Background: The familial occurrence of inflammatory bowel disease (IBD) and the clinical features of familial and sporadic IBD in the genetically homogeneous Finnish population are evaluated.
Methods: 257 patients with Crohn disease (CD) and 436 with ulcerative colitis (UC) participated in the study. They were asked whether IBD was present (familial IBD) or absent (sporadic IBD) in their first-degree relatives. Data on the clinical course of the disease were collected from the patient records. Antibodies to Saccharomyces cerevisiae (ASCA) and anti-neutrophil cytoplasmic antibodies (ANCA) were determined from serum samples.
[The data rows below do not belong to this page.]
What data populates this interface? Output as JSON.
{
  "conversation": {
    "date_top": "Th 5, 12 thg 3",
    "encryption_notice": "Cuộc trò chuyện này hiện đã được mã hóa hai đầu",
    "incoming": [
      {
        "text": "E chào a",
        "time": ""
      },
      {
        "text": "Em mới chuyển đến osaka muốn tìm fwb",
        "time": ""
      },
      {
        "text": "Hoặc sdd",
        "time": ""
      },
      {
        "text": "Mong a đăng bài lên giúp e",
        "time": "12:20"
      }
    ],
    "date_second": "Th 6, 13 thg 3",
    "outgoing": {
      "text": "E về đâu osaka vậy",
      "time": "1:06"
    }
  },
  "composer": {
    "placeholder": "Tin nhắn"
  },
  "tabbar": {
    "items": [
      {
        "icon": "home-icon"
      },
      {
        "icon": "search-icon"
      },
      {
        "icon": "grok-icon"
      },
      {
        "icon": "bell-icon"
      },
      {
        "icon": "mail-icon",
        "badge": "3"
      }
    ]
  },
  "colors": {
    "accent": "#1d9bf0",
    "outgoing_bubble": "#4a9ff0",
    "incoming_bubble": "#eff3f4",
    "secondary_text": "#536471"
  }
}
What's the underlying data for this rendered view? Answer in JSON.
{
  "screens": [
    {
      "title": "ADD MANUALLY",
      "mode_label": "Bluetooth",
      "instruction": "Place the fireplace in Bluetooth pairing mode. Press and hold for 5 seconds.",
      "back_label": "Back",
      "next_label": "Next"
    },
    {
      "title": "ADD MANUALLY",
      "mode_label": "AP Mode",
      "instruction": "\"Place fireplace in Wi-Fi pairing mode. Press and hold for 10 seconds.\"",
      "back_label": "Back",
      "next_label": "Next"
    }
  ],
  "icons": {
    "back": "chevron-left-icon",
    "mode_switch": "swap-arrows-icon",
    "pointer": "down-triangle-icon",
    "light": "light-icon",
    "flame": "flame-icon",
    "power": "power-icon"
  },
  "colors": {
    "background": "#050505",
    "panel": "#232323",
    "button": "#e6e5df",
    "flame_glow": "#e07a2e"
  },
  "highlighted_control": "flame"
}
Results: Affected first-degree relatives were found in 15.6% of patients with CD and in 13.8% of patients with UC. In familial cases CD was more often located in the ileum (38% versus 21%) and less often in the ileocolon (35% versus 50%) (P< 0.05) than in sporadic cases. A greater percentage of CD patients than UC patients were smokers (47% versus 13%; P < 0.01). An elevated level of IgA and/or IgG antibodies for ASCA was found more often in CD patients than in UC patients (59% versus 14%; P < 0.01), while pANCA were found more often in UC than in CD patients (48% versus 12%; P < 0.01). The combination of pANCA-ASCA+ yielded a sensitivity, specificity and positive predictive value of 48%, 92% and 90%, respectively, for CD, and the combination of pANCA + ASCA- of 55%, 94% and 90%, respectively, for UC.
Conclusions: The percentage of familial IBD cases in Finland is comparable to that reported elsewhere in Europe. No important clinical differences between patients with familial and sporadic forms of the disease were found. ASCA is associated with both familial and sporadic CD and pANCA with UC, but low sensitivity diminishes their value as a serological marker of IBD or as a differential diagnostic test between CD and UC.